[Study material Boundary: Start]

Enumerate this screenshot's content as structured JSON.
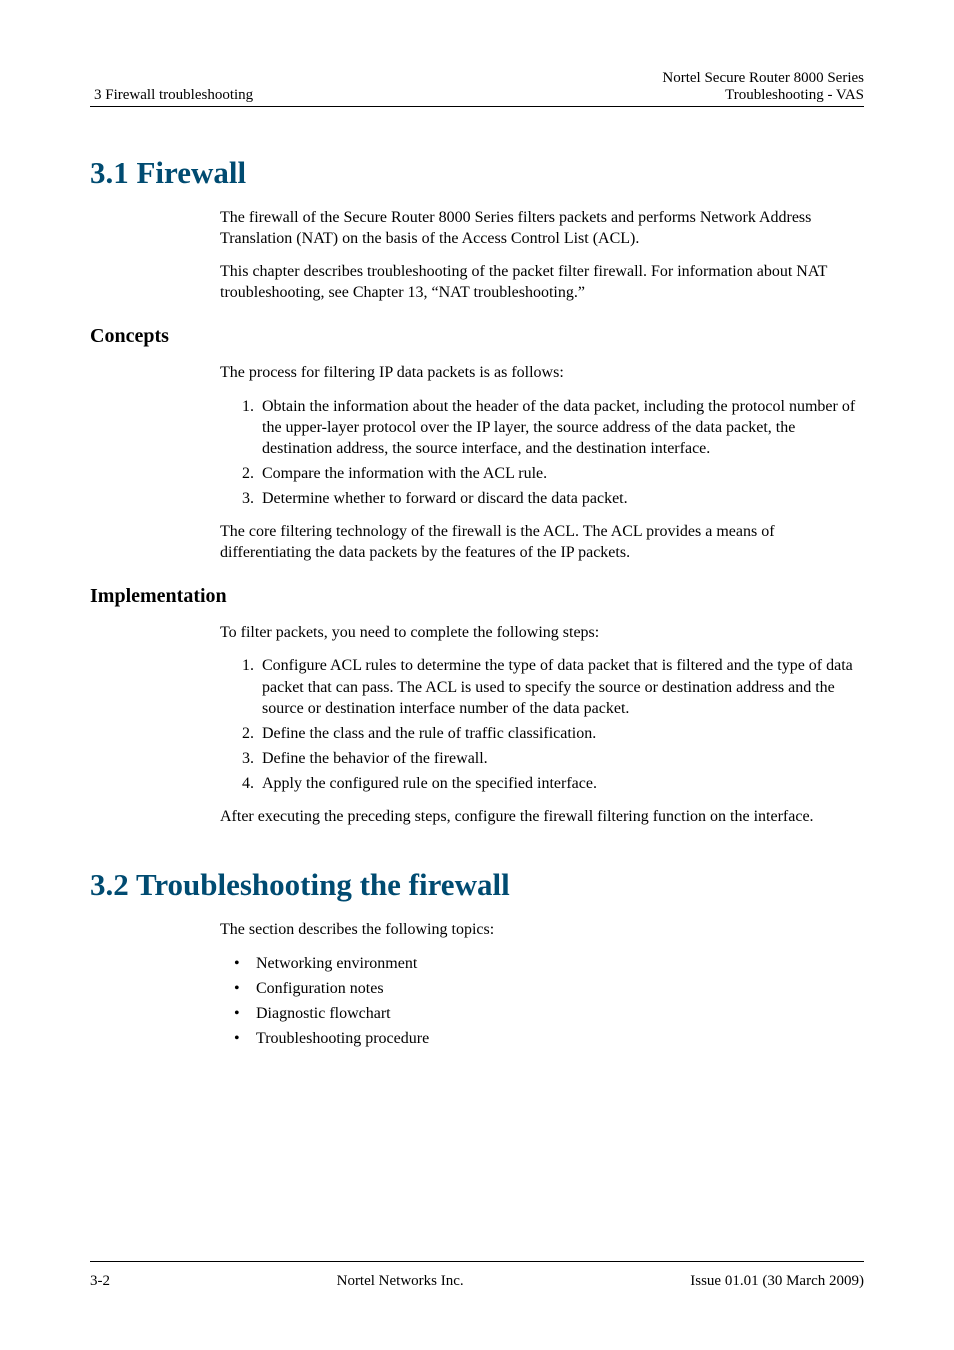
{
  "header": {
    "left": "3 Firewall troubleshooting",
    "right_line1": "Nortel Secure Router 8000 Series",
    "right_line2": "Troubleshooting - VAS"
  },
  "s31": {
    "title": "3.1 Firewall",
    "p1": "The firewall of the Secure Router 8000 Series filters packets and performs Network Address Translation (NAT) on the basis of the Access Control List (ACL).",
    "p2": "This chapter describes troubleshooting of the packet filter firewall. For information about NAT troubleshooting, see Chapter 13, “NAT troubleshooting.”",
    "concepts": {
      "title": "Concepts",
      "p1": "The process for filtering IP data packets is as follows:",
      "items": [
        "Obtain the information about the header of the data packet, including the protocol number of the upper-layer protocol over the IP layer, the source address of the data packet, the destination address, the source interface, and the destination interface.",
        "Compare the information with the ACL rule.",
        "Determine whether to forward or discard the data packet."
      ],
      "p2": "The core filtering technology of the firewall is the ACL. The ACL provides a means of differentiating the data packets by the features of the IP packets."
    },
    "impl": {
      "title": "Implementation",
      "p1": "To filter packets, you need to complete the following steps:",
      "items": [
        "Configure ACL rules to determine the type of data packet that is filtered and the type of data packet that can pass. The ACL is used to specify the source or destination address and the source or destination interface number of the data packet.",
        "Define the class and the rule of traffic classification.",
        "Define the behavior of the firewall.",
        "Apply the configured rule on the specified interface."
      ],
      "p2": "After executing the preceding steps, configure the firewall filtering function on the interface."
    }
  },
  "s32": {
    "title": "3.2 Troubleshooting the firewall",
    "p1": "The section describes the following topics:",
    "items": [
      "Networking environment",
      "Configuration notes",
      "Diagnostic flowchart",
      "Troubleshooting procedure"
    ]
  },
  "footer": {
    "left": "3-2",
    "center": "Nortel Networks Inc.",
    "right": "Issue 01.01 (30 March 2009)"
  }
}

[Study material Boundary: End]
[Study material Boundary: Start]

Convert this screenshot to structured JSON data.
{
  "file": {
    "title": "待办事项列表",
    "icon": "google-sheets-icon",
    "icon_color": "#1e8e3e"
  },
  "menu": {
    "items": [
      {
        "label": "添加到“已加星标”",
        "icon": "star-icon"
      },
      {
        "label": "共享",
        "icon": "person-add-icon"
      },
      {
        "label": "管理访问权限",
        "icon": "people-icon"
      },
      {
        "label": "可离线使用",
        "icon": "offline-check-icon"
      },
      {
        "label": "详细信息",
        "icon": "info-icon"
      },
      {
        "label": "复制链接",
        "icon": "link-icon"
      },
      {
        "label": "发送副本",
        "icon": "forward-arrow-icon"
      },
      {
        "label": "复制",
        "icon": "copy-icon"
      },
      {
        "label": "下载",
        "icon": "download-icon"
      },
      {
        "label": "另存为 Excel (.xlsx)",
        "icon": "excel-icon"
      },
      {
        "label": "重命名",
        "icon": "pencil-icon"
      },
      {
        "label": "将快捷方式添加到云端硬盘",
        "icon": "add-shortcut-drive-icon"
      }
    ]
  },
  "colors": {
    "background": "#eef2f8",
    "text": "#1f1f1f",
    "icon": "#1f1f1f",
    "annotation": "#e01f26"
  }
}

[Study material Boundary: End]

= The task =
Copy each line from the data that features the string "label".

= Response area =
        "label": "添加到“已加星标”",
        "label": "共享",
        "label": "管理访问权限",
        "label": "可离线使用",
        "label": "详细信息",
        "label": "复制链接",
        "label": "发送副本",
        "label": "复制",
        "label": "下载",
        "label": "另存为 Excel (.xlsx)",
        "label": "重命名",
        "label": "将快捷方式添加到云端硬盘",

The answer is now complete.